- Play video games. Ok ok, I know, you have not played video games since the Nintendo (or even Atari?) years. Who cares, let your preteen smash you. Who knows…maybe you’ll like it!
- Go to a movie.
- Play them in a game of basketball…or whatever sport they prefer.
- Go out for ice cream.
- Give them a spending limit and head to your local Toys-R-Us. Buy something you can have fun with together.
- Go on a bike ride.
- Read a story.
- Take them to a baseball game.
- Go to the mall and have lunch at the food court.
- Play a board game (one of my favorites!).
Sometimes I get surprised by the pictures a student is willing post or comments they are writing to write on facebook. Parents: Do you have access to your son or daughter’s facebook? If you are thinking “Oh no…they wont let me,” or “they freak out every time I ask.” Sounds like it’s time to delete their facebook or block it from your home with a program like net nanny. You won’t let them leave the house with people you don’t trust, why is the Internet any different?
Here is some great insight from my friend Greg Speck, “Give your kids privacy in non-public domains like a journal or private blog/file on the computer. They need that privacy, but not in a public venue because they do not have the emotional maturity, you what to trust your kids and that is great but that emotional maturity comes with time.”
This is wisdom, you should have access to their public venues; tweets, facebook, myspace, text messages, etc. You children may not understand it now but what they are writing and posting is forever. It is saved, logged, and easily duplicated.
I am a tech nerd and proud of it. I do not serve technology I make technology serve me, and I want you to do the same. Here are a few resources I think you will find helpful…
Not sure about a movie or wonder if a movie is appropriate for your family? Check out http://www.pluggedin.com, a resource from Focus On The Family…they also have an app for your iPhone.

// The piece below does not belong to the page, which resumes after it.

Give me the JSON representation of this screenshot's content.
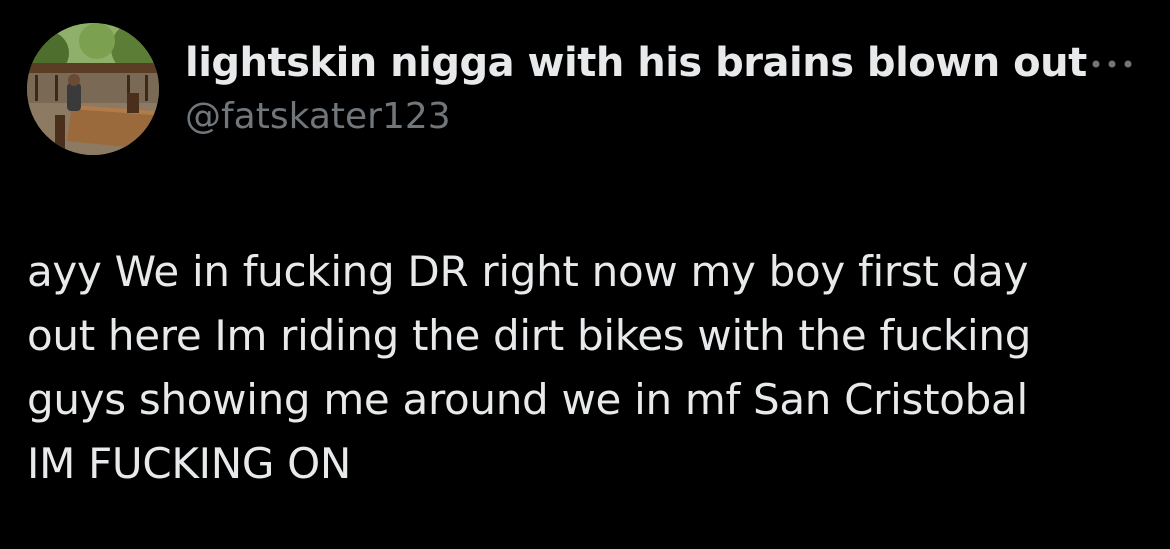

Do you have younger kids? Take them to http://www.jellytelly.com. This is now a FREE site that has some great biblical content, my boys (7yrs, and 4yrs) love it!
Feel free to post your favorite resources in the comments below!